DURING THE NEXT SIX MONTHS, WE WILL WITNESS an intense debate between the pathology profession and the Medicare/Medicaid bureaucracy. This battle will center around the proposed MUEs (Medically Unbelievable Edits) which place restrictions on the units of service per patient per day on key CPT codes widely used in laboratory medicine.
As you will read in our lead story on pages 2-3, news of this proposal only surfaced in mid-December, just as the holiday season kept folks from paying close attention to business issues and government proposals. It is still a matter “under wraps,” because confidentiality agreements cover the information about proposed restrictions on service that was distributed by a Medicare contractor to the American Medical Association and medical specialty associations. It is why neither the Medicare program nor recipients of this information have made it public.
What caught the attention of pathologists was the proposal to restrict use of CPT code 88305 to two units of service per patient per day. But that is not the limit of the bad news. The Medicare contractor proposes to place restrictions on approximately 1,200 CPT codes involving anatomic pathology and clinical laboratory services. By itself, the 88305 restriction is a potential hammerblow to pathology because it covers a procedure that makes up as much as 50% of the services performed by some individual pathologists.
As the laboratory industry responds to this ill-conceived Medicare coding initiative, there are no guarantees that the final decisions affecting 88305 and other laboratory CPTs will be satisfactory to the pathology and laboratory community. This will be a major story of 2006 and you can expect to read more about it in the pages of THE DARK REPORT.

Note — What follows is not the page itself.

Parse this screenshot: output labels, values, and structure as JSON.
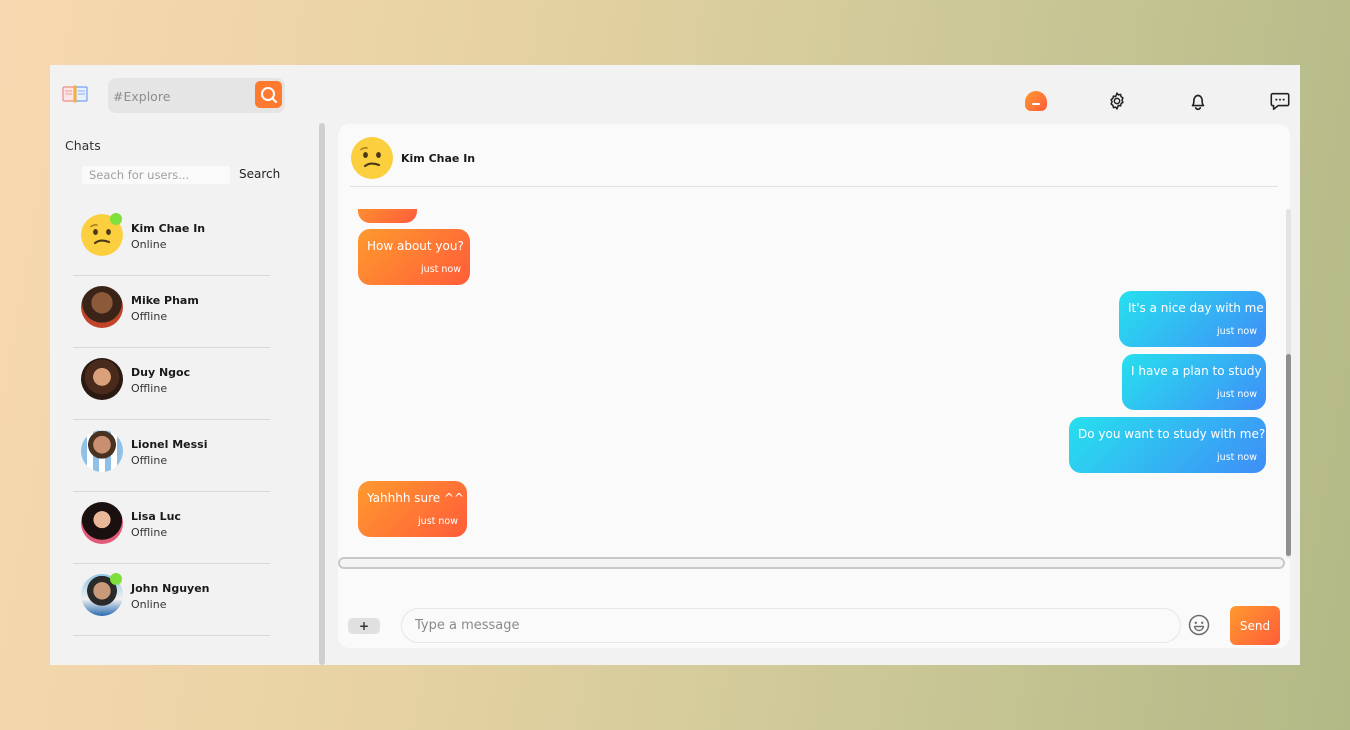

For my part, I believe the very fact that Medicare launched a contractor on a project to propose restrictions on service, based on MUE standards, across all medical specialties, represents a more serious threat. Regardless of whether this round of CPT code edits originated because of incompetence, ignorance, or intent to restrain utilization (thereby reducing costs), the fact that some Medicare officials wanted to go down this road is a sign of the growing pressure they face to control spending—and their lack of creativity in how to solve that problem.